** Assigned task **
Go over the data and copy out each line with "screenshot" in it.

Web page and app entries
Start of Block

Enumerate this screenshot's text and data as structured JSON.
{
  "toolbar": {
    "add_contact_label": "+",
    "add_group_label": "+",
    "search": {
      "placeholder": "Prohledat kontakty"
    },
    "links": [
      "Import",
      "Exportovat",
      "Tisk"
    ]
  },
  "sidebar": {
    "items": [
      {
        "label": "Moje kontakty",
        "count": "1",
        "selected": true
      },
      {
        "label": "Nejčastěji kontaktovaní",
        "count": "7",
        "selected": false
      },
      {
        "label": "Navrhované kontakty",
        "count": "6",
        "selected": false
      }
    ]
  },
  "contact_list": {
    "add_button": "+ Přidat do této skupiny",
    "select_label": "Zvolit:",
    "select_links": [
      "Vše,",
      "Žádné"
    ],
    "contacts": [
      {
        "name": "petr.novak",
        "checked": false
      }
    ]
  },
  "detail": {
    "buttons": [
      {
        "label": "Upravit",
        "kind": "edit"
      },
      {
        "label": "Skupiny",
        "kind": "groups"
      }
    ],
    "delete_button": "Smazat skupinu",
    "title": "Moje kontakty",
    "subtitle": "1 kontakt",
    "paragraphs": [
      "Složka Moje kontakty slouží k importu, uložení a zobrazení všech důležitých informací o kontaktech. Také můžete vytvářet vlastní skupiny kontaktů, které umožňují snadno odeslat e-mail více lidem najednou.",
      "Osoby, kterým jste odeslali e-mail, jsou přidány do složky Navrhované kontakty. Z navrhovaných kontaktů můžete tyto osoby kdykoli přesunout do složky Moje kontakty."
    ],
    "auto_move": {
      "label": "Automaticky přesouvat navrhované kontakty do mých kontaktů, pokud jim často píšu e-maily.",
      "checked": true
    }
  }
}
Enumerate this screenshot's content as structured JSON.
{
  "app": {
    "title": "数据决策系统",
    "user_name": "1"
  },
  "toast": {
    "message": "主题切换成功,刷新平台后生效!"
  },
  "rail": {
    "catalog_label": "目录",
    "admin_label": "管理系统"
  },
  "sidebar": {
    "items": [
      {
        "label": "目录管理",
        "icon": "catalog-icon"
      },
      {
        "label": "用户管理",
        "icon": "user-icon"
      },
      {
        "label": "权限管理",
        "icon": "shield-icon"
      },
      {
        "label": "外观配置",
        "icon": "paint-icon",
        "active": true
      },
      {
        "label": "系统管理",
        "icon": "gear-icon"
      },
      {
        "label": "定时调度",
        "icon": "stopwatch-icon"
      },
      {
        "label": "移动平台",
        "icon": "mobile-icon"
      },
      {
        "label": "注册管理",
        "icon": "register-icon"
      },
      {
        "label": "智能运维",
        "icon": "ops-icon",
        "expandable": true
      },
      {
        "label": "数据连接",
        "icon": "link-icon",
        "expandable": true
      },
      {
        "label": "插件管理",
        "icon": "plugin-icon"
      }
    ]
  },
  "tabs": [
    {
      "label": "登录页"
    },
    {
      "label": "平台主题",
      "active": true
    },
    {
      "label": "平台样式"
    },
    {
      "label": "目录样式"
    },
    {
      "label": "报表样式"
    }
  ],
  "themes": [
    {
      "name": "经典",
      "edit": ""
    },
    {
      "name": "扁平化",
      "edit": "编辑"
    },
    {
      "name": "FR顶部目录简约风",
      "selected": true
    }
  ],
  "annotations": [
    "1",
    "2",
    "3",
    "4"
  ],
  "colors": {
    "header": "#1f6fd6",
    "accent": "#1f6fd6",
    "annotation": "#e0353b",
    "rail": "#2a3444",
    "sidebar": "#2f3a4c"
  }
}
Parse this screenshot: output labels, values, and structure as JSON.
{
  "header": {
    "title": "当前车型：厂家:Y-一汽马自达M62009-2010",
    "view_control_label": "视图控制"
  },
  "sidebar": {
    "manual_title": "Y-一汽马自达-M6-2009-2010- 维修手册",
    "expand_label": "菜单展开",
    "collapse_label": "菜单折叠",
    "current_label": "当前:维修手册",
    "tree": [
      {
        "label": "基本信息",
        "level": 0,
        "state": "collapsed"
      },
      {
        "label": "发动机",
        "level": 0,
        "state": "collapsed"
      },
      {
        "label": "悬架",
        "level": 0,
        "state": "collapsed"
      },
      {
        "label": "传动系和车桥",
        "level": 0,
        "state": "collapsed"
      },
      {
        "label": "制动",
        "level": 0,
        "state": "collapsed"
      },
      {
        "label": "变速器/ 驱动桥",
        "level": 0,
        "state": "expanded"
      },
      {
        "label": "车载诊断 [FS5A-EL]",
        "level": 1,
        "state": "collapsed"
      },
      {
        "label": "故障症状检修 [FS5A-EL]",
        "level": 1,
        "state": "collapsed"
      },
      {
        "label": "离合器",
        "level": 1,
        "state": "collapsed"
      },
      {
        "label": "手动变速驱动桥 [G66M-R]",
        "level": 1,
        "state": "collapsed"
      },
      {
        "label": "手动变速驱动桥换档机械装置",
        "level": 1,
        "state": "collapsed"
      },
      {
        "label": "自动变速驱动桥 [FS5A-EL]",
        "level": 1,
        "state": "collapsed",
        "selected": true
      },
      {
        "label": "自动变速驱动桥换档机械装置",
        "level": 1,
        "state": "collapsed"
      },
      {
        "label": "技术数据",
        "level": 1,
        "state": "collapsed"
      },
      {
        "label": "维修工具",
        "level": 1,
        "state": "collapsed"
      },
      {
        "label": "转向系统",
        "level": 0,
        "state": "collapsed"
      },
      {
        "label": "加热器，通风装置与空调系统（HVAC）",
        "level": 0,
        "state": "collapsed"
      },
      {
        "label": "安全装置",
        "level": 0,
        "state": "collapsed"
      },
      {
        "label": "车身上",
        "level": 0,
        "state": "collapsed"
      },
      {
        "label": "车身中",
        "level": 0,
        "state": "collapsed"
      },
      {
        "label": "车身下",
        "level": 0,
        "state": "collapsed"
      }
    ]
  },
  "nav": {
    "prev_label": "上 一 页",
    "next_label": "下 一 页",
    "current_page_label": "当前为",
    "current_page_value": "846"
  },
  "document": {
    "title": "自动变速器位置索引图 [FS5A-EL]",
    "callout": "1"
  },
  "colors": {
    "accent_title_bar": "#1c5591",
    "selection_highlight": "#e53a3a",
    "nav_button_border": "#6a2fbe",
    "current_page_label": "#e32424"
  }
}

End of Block

** Answer space **
Enumerate this screenshot's text and data as structured JSON.
Enumerate this screenshot's content as structured JSON.
Parse this screenshot: output labels, values, and structure as JSON.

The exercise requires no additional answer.